WHAT IS NEEDED: From the entries below, report how many lines contain the string "title". Only the number is wanted.

Start of EXTRACTED ENTRIES

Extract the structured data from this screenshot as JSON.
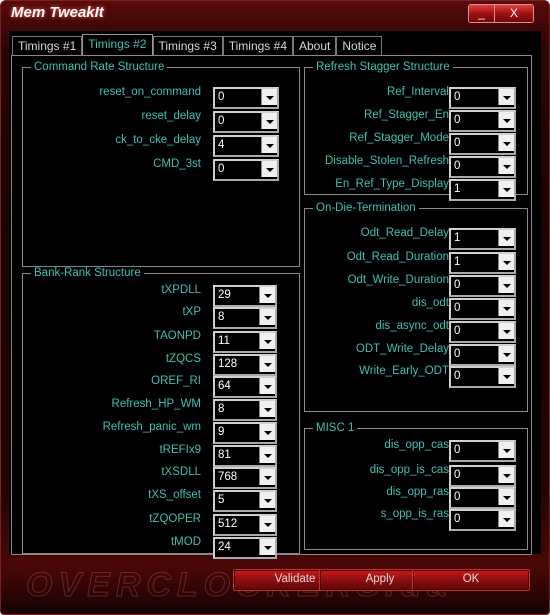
{
  "window": {
    "title": "Mem TweakIt",
    "minimize_label": "_",
    "close_label": "X"
  },
  "tabs": [
    {
      "label": "Timings #1",
      "active": false
    },
    {
      "label": "Timings #2",
      "active": true
    },
    {
      "label": "Timings #3",
      "active": false
    },
    {
      "label": "Timings #4",
      "active": false
    },
    {
      "label": "About",
      "active": false
    },
    {
      "label": "Notice",
      "active": false
    }
  ],
  "groups": {
    "command_rate": {
      "title": "Command Rate Structure",
      "fields": [
        {
          "label": "reset_on_command",
          "value": "0"
        },
        {
          "label": "reset_delay",
          "value": "0"
        },
        {
          "label": "ck_to_cke_delay",
          "value": "4"
        },
        {
          "label": "CMD_3st",
          "value": "0"
        }
      ]
    },
    "bank_rank": {
      "title": "Bank-Rank Structure",
      "fields": [
        {
          "label": "tXPDLL",
          "value": "29"
        },
        {
          "label": "tXP",
          "value": "8"
        },
        {
          "label": "TAONPD",
          "value": "11"
        },
        {
          "label": "tZQCS",
          "value": "128"
        },
        {
          "label": "OREF_RI",
          "value": "64"
        },
        {
          "label": "Refresh_HP_WM",
          "value": "8"
        },
        {
          "label": "Refresh_panic_wm",
          "value": "9"
        },
        {
          "label": "tREFIx9",
          "value": "81"
        },
        {
          "label": "tXSDLL",
          "value": "768"
        },
        {
          "label": "tXS_offset",
          "value": "5"
        },
        {
          "label": "tZQOPER",
          "value": "512"
        },
        {
          "label": "tMOD",
          "value": "24"
        }
      ]
    },
    "refresh_stagger": {
      "title": "Refresh Stagger Structure",
      "fields": [
        {
          "label": "Ref_Interval",
          "value": "0"
        },
        {
          "label": "Ref_Stagger_En",
          "value": "0"
        },
        {
          "label": "Ref_Stagger_Mode",
          "value": "0"
        },
        {
          "label": "Disable_Stolen_Refresh",
          "value": "0"
        },
        {
          "label": "En_Ref_Type_Display",
          "value": "1"
        }
      ]
    },
    "odt": {
      "title": "On-Die-Termination",
      "fields": [
        {
          "label": "Odt_Read_Delay",
          "value": "1"
        },
        {
          "label": "Odt_Read_Duration",
          "value": "1"
        },
        {
          "label": "Odt_Write_Duration",
          "value": "0"
        },
        {
          "label": "dis_odt",
          "value": "0"
        },
        {
          "label": "dis_async_odt",
          "value": "0"
        },
        {
          "label": "ODT_Write_Delay",
          "value": "0"
        },
        {
          "label": "Write_Early_ODT",
          "value": "0"
        }
      ]
    },
    "misc1": {
      "title": "MISC 1",
      "fields": [
        {
          "label": "dis_opp_cas",
          "value": "0"
        },
        {
          "label": "dis_opp_is_cas",
          "value": "0"
        },
        {
          "label": "dis_opp_ras",
          "value": "0"
        },
        {
          "label": "s_opp_is_ras",
          "value": "0"
        }
      ]
    }
  },
  "buttons": {
    "validate": "Validate",
    "apply": "Apply",
    "ok": "OK"
  },
  "watermark": "OVERCLOCKERS.ua"
}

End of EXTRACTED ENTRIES

ANSWER TO THIS TASK: 6